ASSIGNMENT — Collect each line of the records containing the string "icon".

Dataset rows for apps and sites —
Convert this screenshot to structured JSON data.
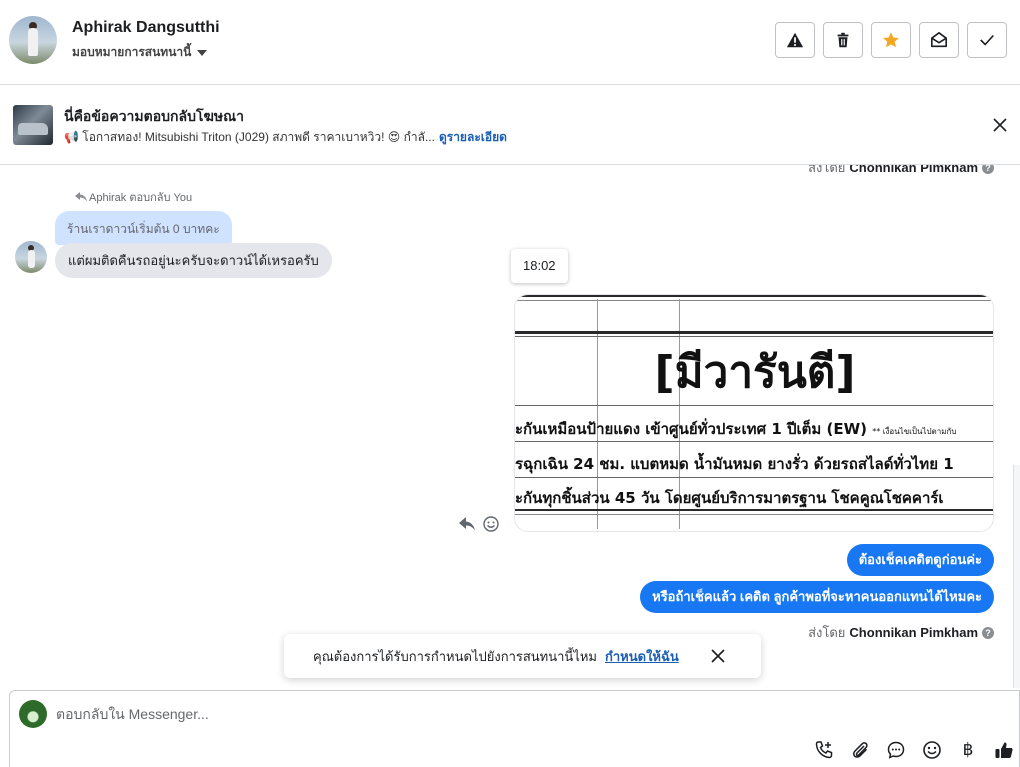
{
  "header": {
    "contact_name": "Aphirak Dangsutthi",
    "assign_label": "มอบหมายการสนทนานี้",
    "actions": [
      {
        "name": "warning",
        "icon": "warning-icon"
      },
      {
        "name": "delete",
        "icon": "trash-icon"
      },
      {
        "name": "star",
        "icon": "star-icon"
      },
      {
        "name": "mark-unread",
        "icon": "envelope-open-icon"
      },
      {
        "name": "done",
        "icon": "check-icon"
      }
    ],
    "star_color": "#f5a623"
  },
  "ad": {
    "title": "นี่คือข้อความตอบกลับโฆษณา",
    "text": "📢 โอกาสทอง! Mitsubishi Triton (J029) สภาพดี ราคาเบาหวิว! 😍 กำลั...",
    "link": "ดูรายละเอียด"
  },
  "conversation": {
    "sent_by_top": {
      "prefix": "ส่งโดย",
      "name": "Chonnikan Pimkham"
    },
    "reply_note": "Aphirak ตอบกลับ You",
    "quoted": "ร้านเราดาวน์เริ่มต้น 0 บาทคะ",
    "incoming": "แต่ผมติดคืนรถอยู่นะครับจะดาวน์ได้เหรอครับ",
    "time": "18:02",
    "image": {
      "heading": "[มีวารันตี]",
      "lines": [
        "ะกันเหมือนป้ายแดง เข้าศูนย์ทั่วประเทศ 1 ปีเต็ม (EW)",
        "รฉุกเฉิน 24 ชม. แบตหมด น้ำมันหมด ยางรั่ว ด้วยรถสไลด์ทั่วไทย 1",
        "ะกันทุกชิ้นส่วน 45 วัน โดยศูนย์บริการมาตรฐาน โชคคูณโชคคาร์เ"
      ],
      "small_note": "** เงื่อนไขเป็นไปตามกับ"
    },
    "outgoing": [
      "ต้องเช็คเคดิตดูก่อนค่ะ",
      "หรือถ้าเช็คแล้ว เคดิต ลูกค้าพอที่จะหาคนออกแทนได้ไหมคะ"
    ],
    "sent_by_bottom": {
      "prefix": "ส่งโดย",
      "name": "Chonnikan Pimkham"
    },
    "accent": "#1877f2"
  },
  "toast": {
    "text": "คุณต้องการได้รับการกำหนดไปยังการสนทนานี้ไหม",
    "link": "กำหนดให้ฉัน"
  },
  "composer": {
    "placeholder": "ตอบกลับใน Messenger...",
    "tools": [
      "call-add-icon",
      "paperclip-icon",
      "chat-bubble-icon",
      "emoji-icon",
      "baht-icon",
      "thumbs-up-icon"
    ],
    "baht_symbol": "฿"
  }
}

RESPONSE BELOW —
        "icon": "warning-icon"
        "icon": "trash-icon"
        "icon": "star-icon"
        "icon": "envelope-open-icon"
        "icon": "check-icon"
      "call-add-icon",
      "paperclip-icon",
      "chat-bubble-icon",
      "emoji-icon",
      "baht-icon",
      "thumbs-up-icon"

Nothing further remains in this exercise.